The first full week of October is designated as National Fire Prevention Week, but the Sedalia Fire Department is encouraging people to make fire prevention a focus year-round.
Many schools and organizations use October as a month to put a focus on fire prevention, which makes it a busy month for the Sedalia Fire Department as its employees give presentations and classes around town and give station tours.
“We’ll respond to any request for a class or presentation,” said Sedalia Fire Chief Greg Harrell. “We try to really do that year-round…We teach fire safety classes to anyone who wants them. We do a lot of industry in town. We try to stay really active around here. We like to meet the needs. We can’t force ourselves on people. We go talk to these groups and we put the word out, you know if you want a fire safety class call us. If you want free smoke detectors call us. If you want help just remembering where to locate smoke detectors call us. We’re always available.”
SFD Administrative Capt. Daniel Shaw said they host all-school fire drills at each school they visit, but they put a special focus on second-graders.
“With second grade we pull our trailer over there and it’s set up with a kitchen and a living room with the fireplace and a bedroom,” Shaw explained. “We ask, ‘Does anybody see problems in here?’ Usually, they can point out the top five of them and then we point out a few more.
“At second grade is, I guess, kind of the right age to comprehend that part of it,” he continued. “They're still young enough that we make an impression on them, but they’re old enough to really understand the basics of like not playing with matches.”
Some of the main points the department tries to make in presentations include stop, drop and roll, regularly checking smoke detector batteries, the importance of having two ways out of a structure, not playing with matches, and home escape plans. People should also consider the possibility of a fire when they are securing their homes.
“People put more and more deadbolt locks on their house doors and we come up with homes that have burglar bars on the windows…” Harrell said. “Everything you do to make it tougher for burglars to get in makes it tougher for us to get in and tougher for you to get out.”
Having a meeting place for the household is especially important, according to Shaw. He said it’s also important that whoever escapes the home is able to tell firefighters how many people are still inside.
“Then we know we have someone to look for,” he said. “If everybody is outside of the house, it changes it for us…If we know 100% that everybody’s out it allows us to go in and attack the fire immediately.”
SFD members also try to show kids what the firefighters look like in their full gear since it can be frightening for them at first.
“We want them to know that’s what we’re going to look like,” Shaw said. “If they’re hiding from us because they’re scared of us it’s going to be hard to find them.”
The department uses materials from the National Fire Safety Council’s Firepup program. The program collects donations from area businesses and organizations which the department can use to buy the materials. The funds carry over each year and last year the department had accumulated enough funds to buy a new fire pup costume. This year the department also has a full-time fire inspector with regular hours to do the presentations day to day, which brings continuity to them, according to Shaw.

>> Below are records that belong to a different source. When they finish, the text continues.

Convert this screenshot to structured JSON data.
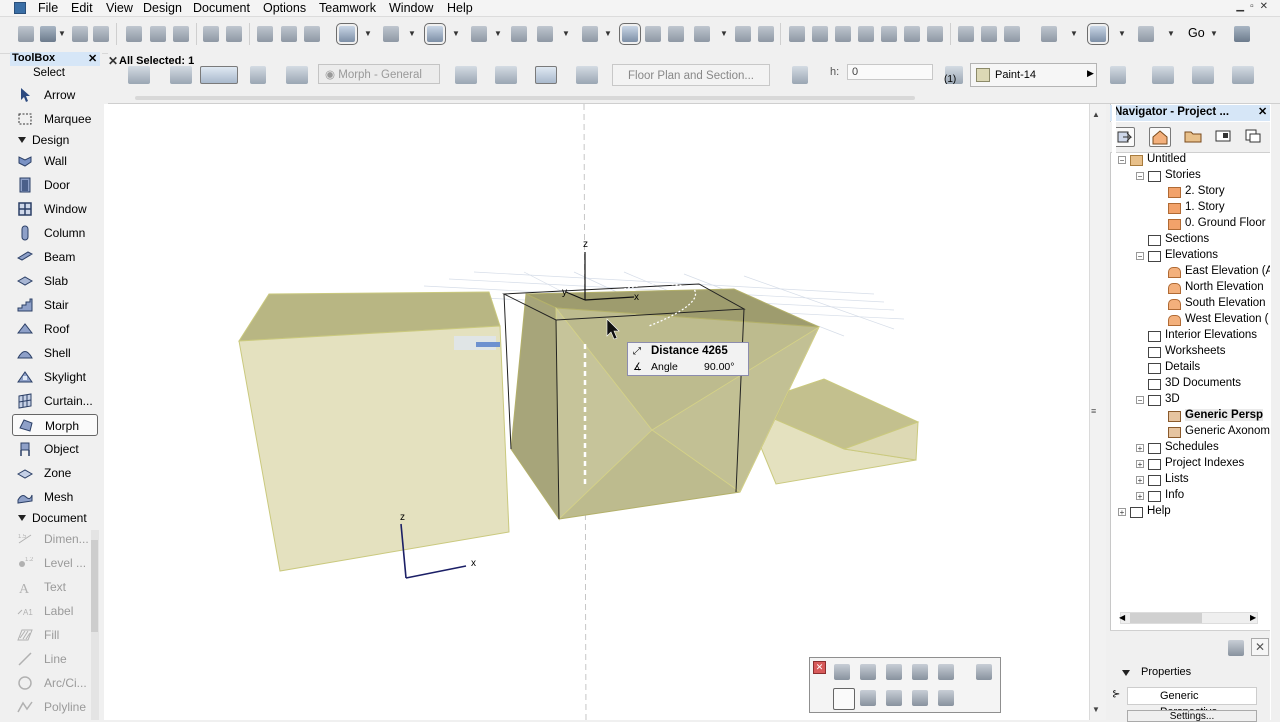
{
  "menubar": {
    "items": [
      "File",
      "Edit",
      "View",
      "Design",
      "Document",
      "Options",
      "Teamwork",
      "Window",
      "Help"
    ]
  },
  "toolbar": {
    "go_label": "Go"
  },
  "infobox": {
    "all_selected": "All Selected: 1",
    "morph_dropdown": "Morph - General",
    "floorplan_button": "Floor Plan and Section...",
    "height_label": "h:",
    "height_value": "0",
    "paint_label": "Paint-14",
    "paint_color": "#dcd8b5",
    "count_label": "(1)"
  },
  "toolbox": {
    "title": "ToolBox",
    "select_label": "Select",
    "select_tools": [
      {
        "label": "Arrow",
        "icon": "arrow-icon"
      },
      {
        "label": "Marquee",
        "icon": "marquee-icon"
      }
    ],
    "design_label": "Design",
    "design_tools": [
      {
        "label": "Wall",
        "icon": "wall-icon"
      },
      {
        "label": "Door",
        "icon": "door-icon"
      },
      {
        "label": "Window",
        "icon": "window-icon"
      },
      {
        "label": "Column",
        "icon": "column-icon"
      },
      {
        "label": "Beam",
        "icon": "beam-icon"
      },
      {
        "label": "Slab",
        "icon": "slab-icon"
      },
      {
        "label": "Stair",
        "icon": "stair-icon"
      },
      {
        "label": "Roof",
        "icon": "roof-icon"
      },
      {
        "label": "Shell",
        "icon": "shell-icon"
      },
      {
        "label": "Skylight",
        "icon": "skylight-icon"
      },
      {
        "label": "Curtain...",
        "icon": "curtain-wall-icon"
      },
      {
        "label": "Morph",
        "icon": "morph-icon",
        "selected": true
      },
      {
        "label": "Object",
        "icon": "object-icon"
      },
      {
        "label": "Zone",
        "icon": "zone-icon"
      },
      {
        "label": "Mesh",
        "icon": "mesh-icon"
      }
    ],
    "document_label": "Document",
    "document_tools": [
      {
        "label": "Dimen...",
        "icon": "dimension-icon"
      },
      {
        "label": "Level ...",
        "icon": "level-dimension-icon"
      },
      {
        "label": "Text",
        "icon": "text-icon"
      },
      {
        "label": "Label",
        "icon": "label-icon"
      },
      {
        "label": "Fill",
        "icon": "fill-icon"
      },
      {
        "label": "Line",
        "icon": "line-icon"
      },
      {
        "label": "Arc/Ci...",
        "icon": "arc-circle-icon"
      },
      {
        "label": "Polyline",
        "icon": "polyline-icon"
      }
    ]
  },
  "viewport": {
    "tooltip": {
      "distance_label": "Distance",
      "distance_value": "4265",
      "angle_label": "Angle",
      "angle_value": "90.00°"
    },
    "axes": {
      "z": "z",
      "y": "y",
      "x": "x"
    },
    "morph_color": "#d8d5a8"
  },
  "navigator": {
    "title": "Navigator - Project ...",
    "tree": [
      {
        "label": "Untitled",
        "level": 0,
        "icon": "folder"
      },
      {
        "label": "Stories",
        "level": 1,
        "icon": "doc"
      },
      {
        "label": "2. Story",
        "level": 2,
        "icon": "story"
      },
      {
        "label": "1. Story",
        "level": 2,
        "icon": "story"
      },
      {
        "label": "0. Ground Floor",
        "level": 2,
        "icon": "story"
      },
      {
        "label": "Sections",
        "level": 1,
        "icon": "doc"
      },
      {
        "label": "Elevations",
        "level": 1,
        "icon": "doc"
      },
      {
        "label": "East Elevation (A",
        "level": 2,
        "icon": "house"
      },
      {
        "label": "North Elevation",
        "level": 2,
        "icon": "house"
      },
      {
        "label": "South Elevation",
        "level": 2,
        "icon": "house"
      },
      {
        "label": "West Elevation (",
        "level": 2,
        "icon": "house"
      },
      {
        "label": "Interior Elevations",
        "level": 1,
        "icon": "doc"
      },
      {
        "label": "Worksheets",
        "level": 1,
        "icon": "doc"
      },
      {
        "label": "Details",
        "level": 1,
        "icon": "doc"
      },
      {
        "label": "3D Documents",
        "level": 1,
        "icon": "doc"
      },
      {
        "label": "3D",
        "level": 1,
        "icon": "doc"
      },
      {
        "label": "Generic Persp",
        "level": 2,
        "icon": "cube",
        "selected": true
      },
      {
        "label": "Generic Axonom",
        "level": 2,
        "icon": "cube"
      },
      {
        "label": "Schedules",
        "level": 1,
        "icon": "doc"
      },
      {
        "label": "Project Indexes",
        "level": 1,
        "icon": "doc"
      },
      {
        "label": "Lists",
        "level": 1,
        "icon": "doc"
      },
      {
        "label": "Info",
        "level": 1,
        "icon": "doc"
      },
      {
        "label": "Help",
        "level": 0,
        "icon": "doc"
      }
    ],
    "properties_label": "Properties",
    "properties_value": "Generic Perspective",
    "settings_label": "Settings..."
  }
}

Harrell said the presentations are particularly important because the United States tends to spend more time on “fire suppression and dealing with the results of the fire than we do with prevention in the first place.” Every code enforcement can be traced to a specific incidence where there was a great loss of monetary value or the loss of life.

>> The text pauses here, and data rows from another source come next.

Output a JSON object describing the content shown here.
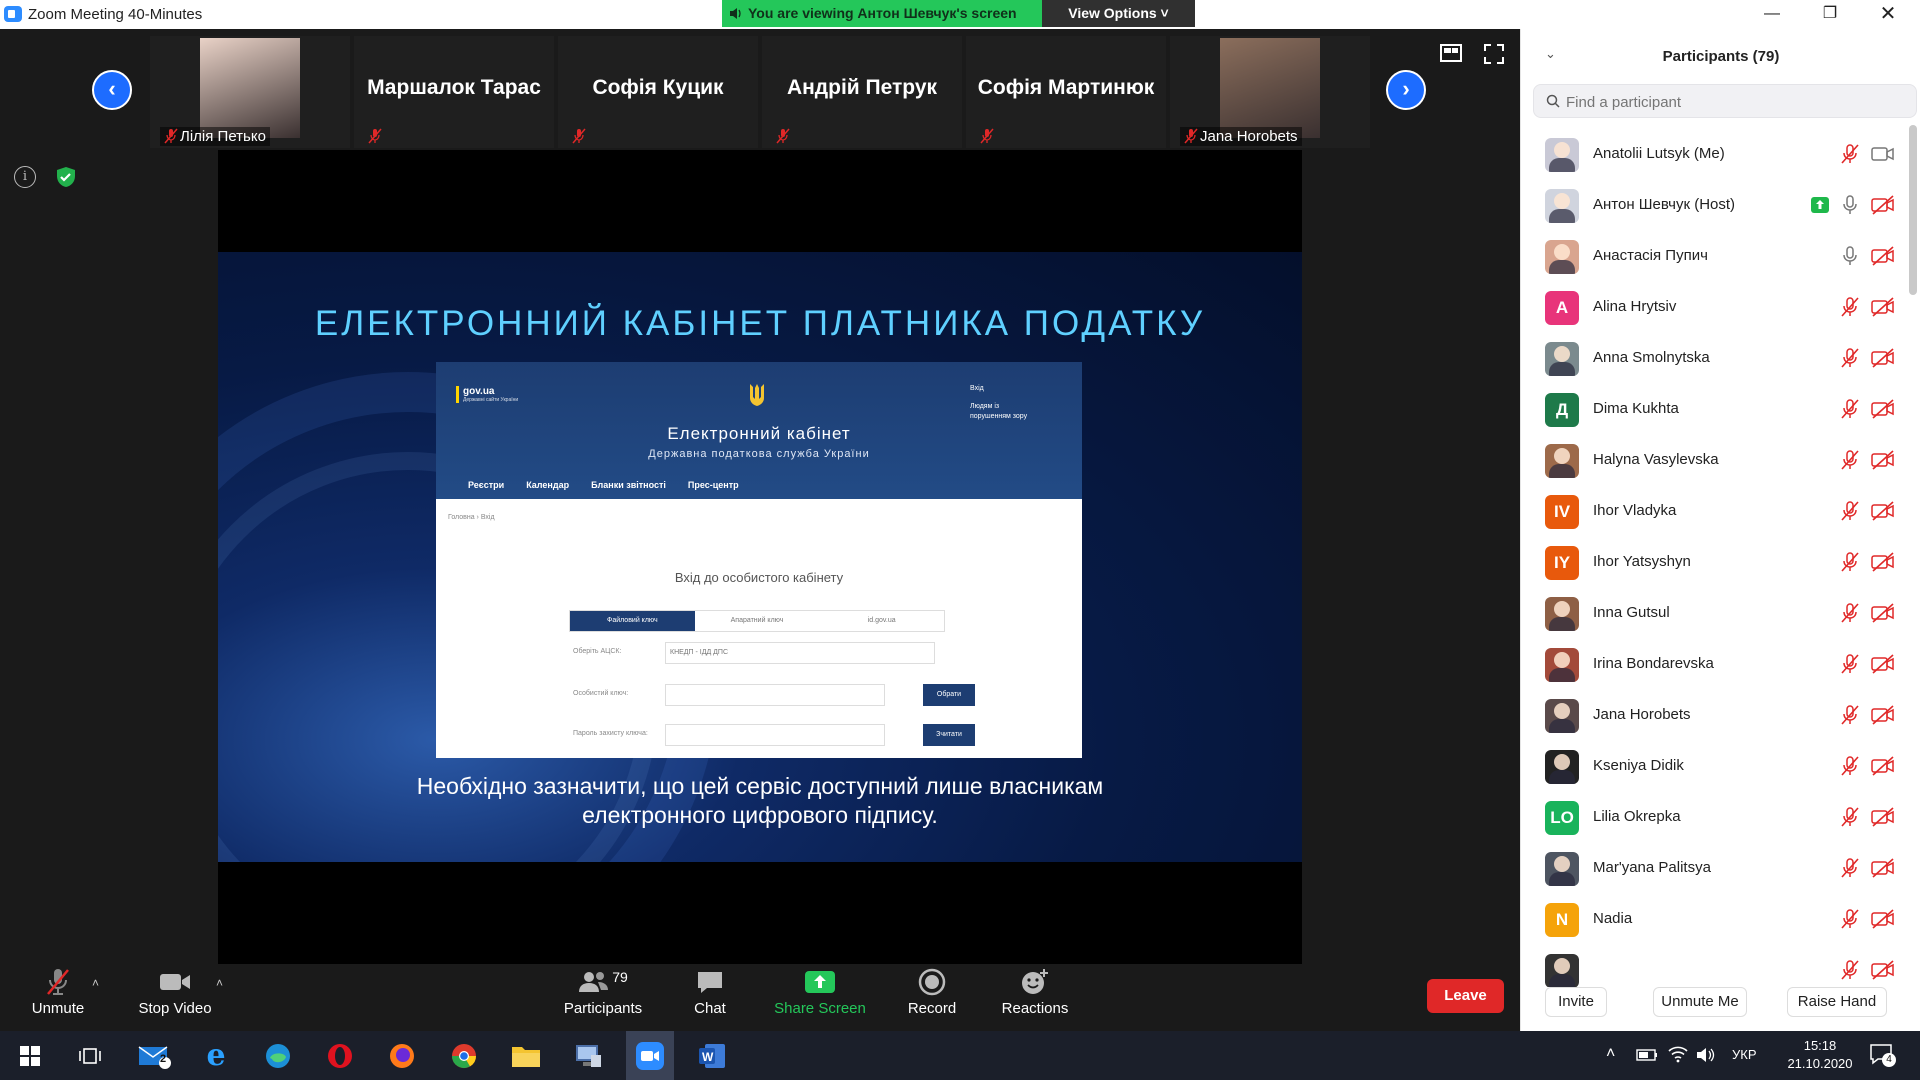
{
  "window": {
    "title": "Zoom Meeting 40-Minutes"
  },
  "banner": {
    "viewing": "You are viewing Антон Шевчук's screen",
    "options": "View Options"
  },
  "gallery": [
    {
      "name": "Лілія Петько",
      "photo": true,
      "tone": "#e9d2c7"
    },
    {
      "name": "Маршалок Тарас",
      "photo": false
    },
    {
      "name": "Софія Куцик",
      "photo": false
    },
    {
      "name": "Андрій Петрук",
      "photo": false
    },
    {
      "name": "Софія Мартинюк",
      "photo": false
    },
    {
      "name": "Jana Horobets",
      "photo": true,
      "tone": "#8b6e5c"
    }
  ],
  "slide": {
    "heading": "ЕЛЕКТРОННИЙ КАБІНЕТ ПЛАТНИКА ПОДАТКУ",
    "caption_line1": "Необхідно зазначити, що цей сервіс доступний лише власникам",
    "caption_line2": "електронного цифрового підпису.",
    "site": {
      "gov": "gov.ua",
      "gov_sub": "Державні сайти України",
      "login_link": "Вхід",
      "vision_link_1": "Людям із",
      "vision_link_2": "порушенням зору",
      "title": "Електронний кабінет",
      "subtitle": "Державна податкова служба України",
      "menu": [
        "Реєстри",
        "Календар",
        "Бланки звітності",
        "Прес-центр"
      ],
      "crumb_home": "Головна",
      "crumb_current": "Вхід",
      "login_title": "Вхід до особистого кабінету",
      "tabs": [
        "Файловий ключ",
        "Апаратний ключ",
        "id.gov.ua"
      ],
      "field1_label": "Оберіть АЦСК:",
      "field1_value": "КНЕДП - ІДД ДПС",
      "field2_label": "Особистий ключ:",
      "field2_button": "Обрати",
      "field3_label": "Пароль захисту ключа:",
      "field3_button": "Зчитати"
    }
  },
  "toolbar": {
    "unmute": "Unmute",
    "stop_video": "Stop Video",
    "participants": "Participants",
    "participants_count": "79",
    "chat": "Chat",
    "share_screen": "Share Screen",
    "record": "Record",
    "reactions": "Reactions",
    "leave": "Leave"
  },
  "panel": {
    "title": "Participants (79)",
    "search_placeholder": "Find a participant",
    "participants": [
      {
        "name": "Anatolii Lutsyk (Me)",
        "avatar": "photo",
        "color": "#c9c9d6",
        "mic": "muted",
        "video": "on"
      },
      {
        "name": "Антон Шевчук (Host)",
        "avatar": "photo",
        "color": "#d0d4de",
        "mic": "on",
        "video": "off",
        "sharing": true
      },
      {
        "name": "Анастасія Пупич",
        "avatar": "photo",
        "color": "#d9a58f",
        "mic": "on",
        "video": "off"
      },
      {
        "name": "Alina Hrytsiv",
        "avatar": "A",
        "color": "#e8347a",
        "mic": "muted",
        "video": "off"
      },
      {
        "name": "Anna Smolnytska",
        "avatar": "photo",
        "color": "#7b8a8e",
        "mic": "muted",
        "video": "off"
      },
      {
        "name": "Dima Kukhta",
        "avatar": "Д",
        "color": "#1e7a4a",
        "mic": "muted",
        "video": "off"
      },
      {
        "name": "Halyna Vasylevska",
        "avatar": "photo",
        "color": "#9d6a4a",
        "mic": "muted",
        "video": "off"
      },
      {
        "name": "Ihor Vladyka",
        "avatar": "IV",
        "color": "#e8590c",
        "mic": "muted",
        "video": "off"
      },
      {
        "name": "Ihor Yatsyshyn",
        "avatar": "IY",
        "color": "#e8590c",
        "mic": "muted",
        "video": "off"
      },
      {
        "name": "Inna Gutsul",
        "avatar": "photo",
        "color": "#8e5f45",
        "mic": "muted",
        "video": "off"
      },
      {
        "name": "Irina Bondarevska",
        "avatar": "photo",
        "color": "#a34a3a",
        "mic": "muted",
        "video": "off"
      },
      {
        "name": "Jana Horobets",
        "avatar": "photo",
        "color": "#5a4a4a",
        "mic": "muted",
        "video": "off"
      },
      {
        "name": "Kseniya Didik",
        "avatar": "photo",
        "color": "#222222",
        "mic": "muted",
        "video": "off"
      },
      {
        "name": "Lilia Okrepka",
        "avatar": "LO",
        "color": "#19b35b",
        "mic": "muted",
        "video": "off"
      },
      {
        "name": "Mar'yana Palitsya",
        "avatar": "photo",
        "color": "#4e5561",
        "mic": "muted",
        "video": "off"
      },
      {
        "name": "Nadia",
        "avatar": "N",
        "color": "#f5a30a",
        "mic": "muted",
        "video": "off"
      },
      {
        "name": "",
        "avatar": "photo",
        "color": "#333333",
        "mic": "muted",
        "video": "off"
      }
    ],
    "invite": "Invite",
    "unmute_me": "Unmute Me",
    "raise_hand": "Raise Hand"
  },
  "taskbar": {
    "mail_badge": "2",
    "language": "УКР",
    "time": "15:18",
    "date": "21.10.2020",
    "notifications": "4"
  },
  "colors": {
    "zoom_blue": "#2d8cff",
    "share_green": "#24c75a",
    "leave_red": "#e02828",
    "mute_red": "#e02828"
  }
}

Harrel and Shaw both emphasized the importance of focusing on fire prevention all year long. Shaw said the department’s calendar fills up quickly during October because of National Fire Prevention Week.
“We see the big push during October with all of the national media attention on fire prevention,” added Harrell. “It’s really a 12-month program, not a one-month program. We do tours year-round... Fire prevention month is not about the fire department. It’s about getting the message out.”